Severity Level: Warning


To ensure that PowerShell performs comparisons correctly, the $null element should be on the left side of the operator.

There are multiple reasons why this occurs:

  • $null is a scalar value. When the value on the left side of an operator is a scalar, comparison operators return a Boolean value. When the value is a collection, the comparison operators return any matching values or an empty array if there are no matches in the collection.
  • PowerShell performs type casting left to right, resulting in incorrect comparisons when $null is cast to other scalar types.

The only way to reliably check if a value is $null is to place $null on the left side of the operator so that a scalar comparison is performed.


Move $null to the left side of the comparison.



function Test-CompareWithNull
    if ($DebugPreference -eq $null)


function Test-CompareWithNull
    if ($null -eq $DebugPreference)

Try it Yourself

# Both expressions below return 'false' because the comparison does not return an
# object and therefore the if statement always falls through:
if (@() -eq $null) { 'true' } else { 'false' }
if (@() -ne $null) { 'true' } else { 'false' }

This is how the comparison operator works by-design.

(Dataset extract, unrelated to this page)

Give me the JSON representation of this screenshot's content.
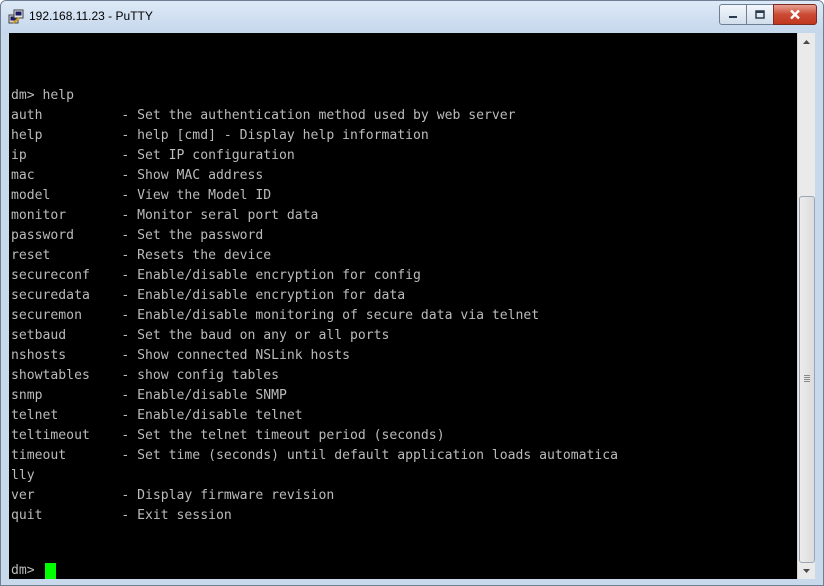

But, as demonstrated, this can lead to non-intuitive behavior, especially when the intent is simple test for null.

The following example demonstrates the designed behavior of the comparison operator when the left-hand side is a collection. Each element in the collection is compared to the right-hand side value. When true, that element of the collection is returned.

PS> 1,2,3,1,2 -eq $null
PS> 1,2,3,1,2 -eq 1
PS> (1,2,3,1,2 -eq $null).count
PS> (1,2,$null,3,$null,1,2 -eq $null).count